Range worries analyzed

Range worries analyzed

With an EV in your garage, your “tank” is always topped up every morning—certainly not the usual experience with gasoline-fueled cars. So with an EV, you will worry about a tank that is only quarter-full far less often.

A long-day’s road trip into unfamiliar territory, however, forces the driver to plan. It is not about finding a place to plug in, provided you carry along a 100-ft extension cord. Superchargers and Level Three public chargers excepted, the limiting factor is the considerable time that it takes to charge, and what you do during the wait. Essentially, one must look for hotels with nearby charging facilities (and perhaps phone ahead to reserve space). That means, at best, only 250 leisurely miles each day.

But overnight (ten hours) on 120 volts only gets you another 45 miles (a full charge takes 52 hours). With a 24 amp line at a Level Two public station, you get 190 miles overnight. With a 40 amp 220V circuit (the NEMA 14-50 connector), you get the full 300 miles. (These are Tesla Model S numbers.)

So there should be less range anxiety for ordinary around-town stuff where 50 miles a day is a lot--but there is less freedom of movement for last-minute get-away weekends where you haven’t planned ahead. Yet with what you are saving on fuel every month, you can afford to rent another car for such infrequent occasions.

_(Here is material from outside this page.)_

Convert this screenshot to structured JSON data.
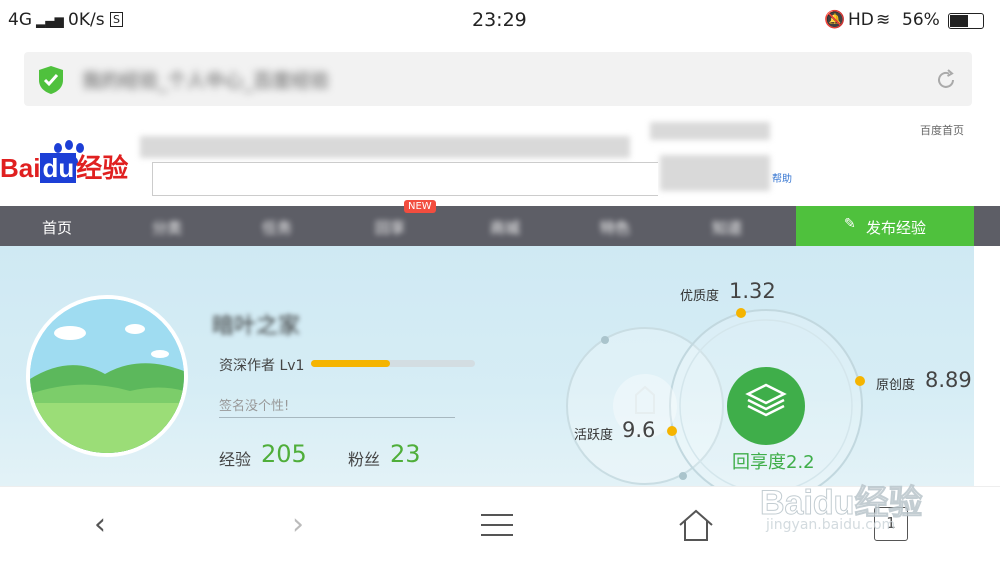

ian | 5 maggio 2013

Don't forget about all the 50 amp connections at RV parks and camp grounds.

You're pretty much spot on though. Until the Supercharger network gets built out multi day road trips will take a bit more planning than usual. To say that you're limited to 250 miles a day is simply not true. Unless you're going seriosly off grid. Even then I bet if you did some research you'd be able to find a connection with enough juice that you wouldn't have to wait more than a few hous for a full charge.

Benz | 6 maggio 2013

I want to say something.

But how shall I phrase it?

Owning and driving an EV requires you to think differently.

You know, there is a normal toothbrush and there is an electrical toothbrush. Both are used for the same purpose. And both require a different way of using it. People have to get used to it. That's all there is. People need to adapt and accept that as time goes by, gradually things do change. Nothing stays the same (almost). Therefore, I say: "Go with the flow". But not everybody does that.

Yes, that's what I wanted to say.

Brian H | 6 maggio 2013

What is needed is more "Power to the People"! :D

wcalvin | 6 maggio 2013

I was including RV parks in Level Two. The problem there is; Who wants to hang around an RV park for so long? They are not usually in scenic spots or near a motel. Just handy in a pinch.

ian | 6 maggio 2013

Well said Benz! By far the best post of yours that I've read. ;-)

wcalvin - Gotcha. I still think your 250 mile daily is a little conservative. I don't have an S yet though so I'm only basing that on what I've read.

alanwwebb | 6 maggio 2013

Range anxiety is for newbies and journalists.
After you've driven an EV for awhile, you get to know it.
You don't try to drive 300 miles unless you are making a point.
You won't get 250 either unless you are pretty careful.
You tool around comfortably for a couple hundred miles, go home
and charge up.

But, I will say the Model S eats electrons far faster than our Roadster Sport.
Could be hauling the extra 1900 pounds up those Colorado hills.
Ya think?

zero2hide | 6 maggio 2013

And let's keep in mind folks, the USA has electric infrastructure already in place to support EVs. Access to cheap electricity is almost everywhere here, and can even be produced by a variety of mechanisms unlike say hydrogen stations, (they'll catch on real quick btw, not!)

My personal gut feeling is that pure BEV adoption will happen way quicker than the general public can currently visualize, but it will be other countries that will lead the way in the adoption curve due to higher gasoline costs relative to income.